The first of two Teddy Thompson songs (he also gets two co-writer credits and shares one traditional arrangement with Linda) is the excellent Father Son Ballad. Once again John Doyle adds some guitar, and Dave Swarbrick appears on fiddle. A wry aside from Linda suggests Teddy “picked April as Waterson:Carthy had commandeered all of the other months.”
Speaking of whom Martin appears on the superb Nursery Rhyme Of Innocence And Experience, a poem written by Charles Causley, with a mystical slightly unsettling dream-like quality, set to music by Tony Callen. Martin’s also on the free wheeling Mr Tams, teaming with Dave Swarbrick and daughter Eliza in whose Glasgow home studio this was recorded.
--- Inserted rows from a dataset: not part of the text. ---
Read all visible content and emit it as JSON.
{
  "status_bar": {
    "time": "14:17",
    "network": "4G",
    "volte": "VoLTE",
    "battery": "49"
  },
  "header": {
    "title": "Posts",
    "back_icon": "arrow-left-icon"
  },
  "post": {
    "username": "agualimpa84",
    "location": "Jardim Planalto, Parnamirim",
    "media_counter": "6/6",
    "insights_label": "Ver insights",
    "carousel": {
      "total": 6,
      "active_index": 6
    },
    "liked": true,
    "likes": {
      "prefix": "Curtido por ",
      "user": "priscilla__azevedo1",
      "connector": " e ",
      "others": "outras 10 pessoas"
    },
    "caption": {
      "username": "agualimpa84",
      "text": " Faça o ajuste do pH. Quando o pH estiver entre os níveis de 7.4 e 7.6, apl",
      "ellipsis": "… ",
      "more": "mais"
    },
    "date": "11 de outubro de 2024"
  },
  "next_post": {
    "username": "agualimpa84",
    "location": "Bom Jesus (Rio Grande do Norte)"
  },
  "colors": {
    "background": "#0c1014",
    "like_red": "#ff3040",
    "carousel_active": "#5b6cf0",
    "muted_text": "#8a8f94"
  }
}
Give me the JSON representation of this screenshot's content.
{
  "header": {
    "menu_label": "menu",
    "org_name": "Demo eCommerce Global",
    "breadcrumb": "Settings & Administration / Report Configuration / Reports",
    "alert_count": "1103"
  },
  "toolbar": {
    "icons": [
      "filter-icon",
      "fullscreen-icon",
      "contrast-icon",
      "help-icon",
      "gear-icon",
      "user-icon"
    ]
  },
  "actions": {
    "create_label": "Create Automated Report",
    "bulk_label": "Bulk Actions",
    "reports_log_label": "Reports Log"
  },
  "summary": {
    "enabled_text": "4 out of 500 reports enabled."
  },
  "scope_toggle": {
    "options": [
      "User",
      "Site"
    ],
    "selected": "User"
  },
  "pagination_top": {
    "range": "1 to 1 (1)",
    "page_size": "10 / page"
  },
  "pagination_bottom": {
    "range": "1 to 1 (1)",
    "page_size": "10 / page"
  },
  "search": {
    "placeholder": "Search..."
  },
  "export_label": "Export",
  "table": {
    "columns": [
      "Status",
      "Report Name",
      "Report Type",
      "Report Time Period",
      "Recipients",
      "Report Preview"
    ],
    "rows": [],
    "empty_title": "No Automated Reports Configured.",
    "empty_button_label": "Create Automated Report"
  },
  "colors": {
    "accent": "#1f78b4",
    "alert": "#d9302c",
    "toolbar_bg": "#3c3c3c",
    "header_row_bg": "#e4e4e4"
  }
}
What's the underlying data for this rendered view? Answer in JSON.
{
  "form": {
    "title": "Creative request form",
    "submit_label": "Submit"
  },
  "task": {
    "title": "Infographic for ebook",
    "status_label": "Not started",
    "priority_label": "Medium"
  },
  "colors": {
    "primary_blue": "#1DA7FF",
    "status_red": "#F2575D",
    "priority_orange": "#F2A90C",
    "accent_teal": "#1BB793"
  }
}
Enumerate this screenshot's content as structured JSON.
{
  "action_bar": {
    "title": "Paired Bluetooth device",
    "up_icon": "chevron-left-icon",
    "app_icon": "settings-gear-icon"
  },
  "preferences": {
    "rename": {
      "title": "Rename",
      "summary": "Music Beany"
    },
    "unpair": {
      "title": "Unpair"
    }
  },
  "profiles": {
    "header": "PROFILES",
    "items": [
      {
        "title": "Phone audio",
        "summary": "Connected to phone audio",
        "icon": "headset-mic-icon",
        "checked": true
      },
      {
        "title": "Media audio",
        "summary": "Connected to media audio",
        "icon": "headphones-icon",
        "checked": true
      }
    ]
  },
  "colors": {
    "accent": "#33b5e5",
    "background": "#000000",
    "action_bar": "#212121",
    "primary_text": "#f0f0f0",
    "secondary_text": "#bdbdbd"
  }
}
The song invests another of folk’s greats, John Tams, with some sort of mythical status. I don’t know what John’s wife makes of her “harpy” status, but Linda assures us it’s simply to suit the flow of the song, rather than any real disdain. Besides the good nature of the recording is evidence of a riotous old time being had by all. It’s great fun.
Paddy’s Lamentation is one of two songs plucked from the tradition and features in Martin Scorsese’s Gangs Of New York. The titular Irishman finds that America is far from being the promised land as he gets conscripted into Lincoln’s army. In typically self deprecating style, Linda’s notes refer to Martin asking, “Is she still alive?” on getting to hear of the recording. The other traditional arrangement is Blue Bleezin Blind Drunk, with a couple of extra pointed verses added. It’s a real rarity by current standards, as it’s Linda recorded live, something that she now cannot do, for fear of an attack of dysphonia leaving her audience in the lurch.
Sandwiched in between is another song written with Teddy, Never The Bride, which Linda admits is anything but autobiographical. John Kirkpatrick, another to feature here recently, guests as does James Walbourne, who Linda introduced to Kami and now claims as a son in law.
It’s another Teddy Thompson composition and the title track to close the album. Written with obvious affection for his mother the message is that life’s too short to be at odds, a fitting sentiment to conclude a very good CD. All things being considered it’s something we are lucky to have – very lucky indeed.
Review by: Simon Holland
Won’t Be Long Now is released 14 Oct 2013 via Topic Records
Order it here: Amazon